Social continues to not be an issue. For not being conscious, I sure have a lot of friends.

Cognition continues to skyrocket. I'm asked to remember trivial things for family members. I've become a memory storage file. Facts and concepts, I know quite a few. Rather than spit them out, I apply them. Much of my cognitive skill is seen in my writing.

Although I possess these cognitive skills, I am "decerebrate/decorticate" acording to my initial hospital transfer record. Some in my family reported they were told I was brain dead.

Oh yes, I also have a keen "faculty for observation and deduction."

I will think like this.

Saturday, September 6, 2014

The Order of Coming Back

Cognitive was first...when my eyes were open. I already had hearing. Then was social. Next was fine motor. Just wiggling. It has taken lots of therapy to get to the movement seen. Speech followed. It was only sounds. Finally gross motor. I'm asked if I walk yet. This is the last thing, and I'm not there yet. I am also doing this myself, and am not a licensed Physical Therapist. Yes, I used to work on this with 2 year olds, but I'm not 2 anymore.

The "five senses" would be in the cognitive area.
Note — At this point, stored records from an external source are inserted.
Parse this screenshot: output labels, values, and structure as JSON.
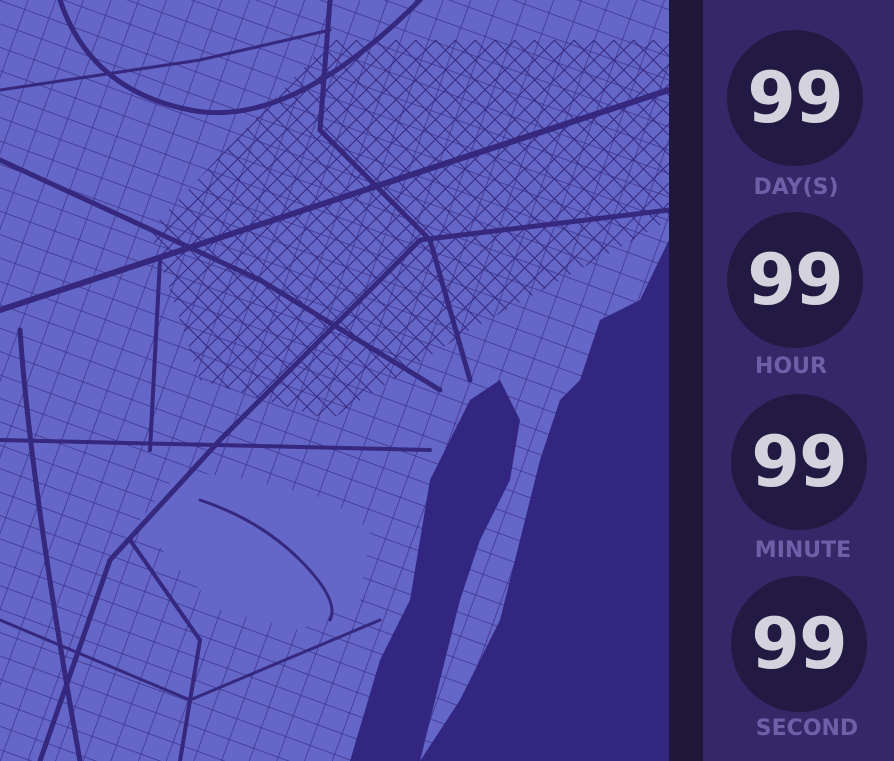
{
  "colors": {
    "map_land": "#6466c8",
    "map_roads": "#35287e",
    "sea": "#322680",
    "panel": "#352768",
    "circle": "#221a42",
    "number": "#d4d2dc",
    "label": "#6e5fa8"
  },
  "countdown": [
    {
      "value": "99",
      "label": "DAY(S)"
    },
    {
      "value": "99",
      "label": "HOUR"
    },
    {
      "value": "99",
      "label": "MINUTE"
    },
    {
      "value": "99",
      "label": "SECOND"
    }
  ]
}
I'd have to think back since this all came back years ago. It wasn't a full come-back. It was gradual, and required some learning. Some of the beginnings were seen in the first few months, but would take months to develop. Even breathing was not immediate, http://thoughtfulveg.blogspot.com/2014/04/my-hole.html.

Hearing was definitely first. I could hear before my eyes were even open. Coma scales talk about lighter coma as it ends. This would be that. Vision is last. I was actually blind in my right eye and it was patched. (I'd wiggle that patch off. It gives credit to rewiring. The eye itself could see, but the brain couldn't make sense of the information.) Feeling came after hearing, just before movement on parts that could move. I couldn't feel a needle stick (ie. blood draw) on a paralyzed arm. Although I was NPO (no food by mouth), taste came back with smell. I have reflux and the formula put in me would come up in my mouth. It wasn't pleasant. Smell has been amazing. Since I was low vision, I could tell if a male nurse was working by his heavy cologne. He didn't even have to come in my room. My vision has since greatly improved, but my keen sense of smell remains.

I describe a process for re-learning smells, http://thoughtfulveg.blogspot.com/2012/10/breathe-deep_11.html . This is not covered in any therapy I know of. Occupational Therapy may have something under Sensory Integration, but it is not widely used.